*THE DATA*:
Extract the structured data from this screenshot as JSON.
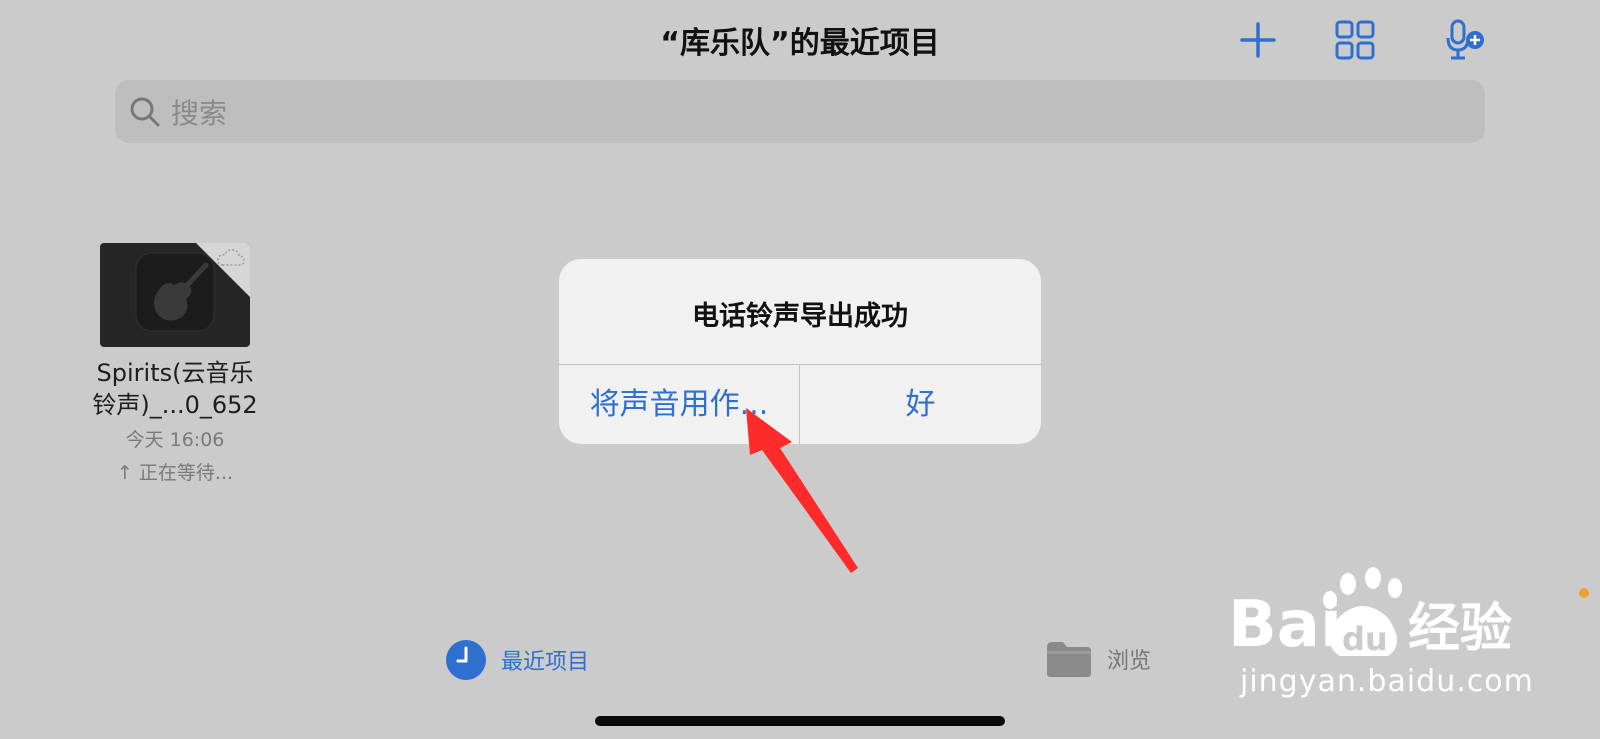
{
  "header": {
    "title": "“库乐队”的最近项目",
    "add_icon": "plus-icon",
    "grid_icon": "grid-view-icon",
    "mic_icon": "microphone-add-icon"
  },
  "search": {
    "placeholder": "搜索",
    "value": ""
  },
  "project": {
    "name_line1": "Spirits(云音乐",
    "name_line2": "铃声)_...0_652",
    "time": "今天 16:06",
    "status": "↑ 正在等待...",
    "icon": "guitar-icon",
    "cloud_icon": "cloud-icon"
  },
  "alert": {
    "title": "电话铃声导出成功",
    "use_sound_button": "将声音用作...",
    "ok_button": "好"
  },
  "tabs": {
    "recent": "最近项目",
    "browse": "浏览"
  },
  "watermark": {
    "brand": "Bai",
    "brand_du": "du",
    "brand_cn": "经验",
    "url": "jingyan.baidu.com"
  },
  "colors": {
    "accent": "#2f6fcf",
    "background": "#cbcbcb",
    "annotation_arrow": "#ff2a2a"
  }
}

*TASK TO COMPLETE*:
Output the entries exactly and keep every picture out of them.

*ANSWER FOR THIS EXERCISE*:
Extract the structured data from this screenshot as JSON.
{
  "header": {
    "title": "“库乐队”的最近项目",
    "add_icon": "plus-icon",
    "grid_icon": "grid-view-icon",
    "mic_icon": "microphone-add-icon"
  },
  "search": {
    "placeholder": "搜索",
    "value": ""
  },
  "project": {
    "name_line1": "Spirits(云音乐",
    "name_line2": "铃声)_...0_652",
    "time": "今天 16:06",
    "status": "↑ 正在等待...",
    "icon": "guitar-icon",
    "cloud_icon": "cloud-icon"
  },
  "alert": {
    "title": "电话铃声导出成功",
    "use_sound_button": "将声音用作...",
    "ok_button": "好"
  },
  "tabs": {
    "recent": "最近项目",
    "browse": "浏览"
  },
  "watermark": {
    "brand": "Bai",
    "brand_du": "du",
    "brand_cn": "经验",
    "url": "jingyan.baidu.com"
  },
  "colors": {
    "accent": "#2f6fcf",
    "background": "#cbcbcb",
    "annotation_arrow": "#ff2a2a"
  }
}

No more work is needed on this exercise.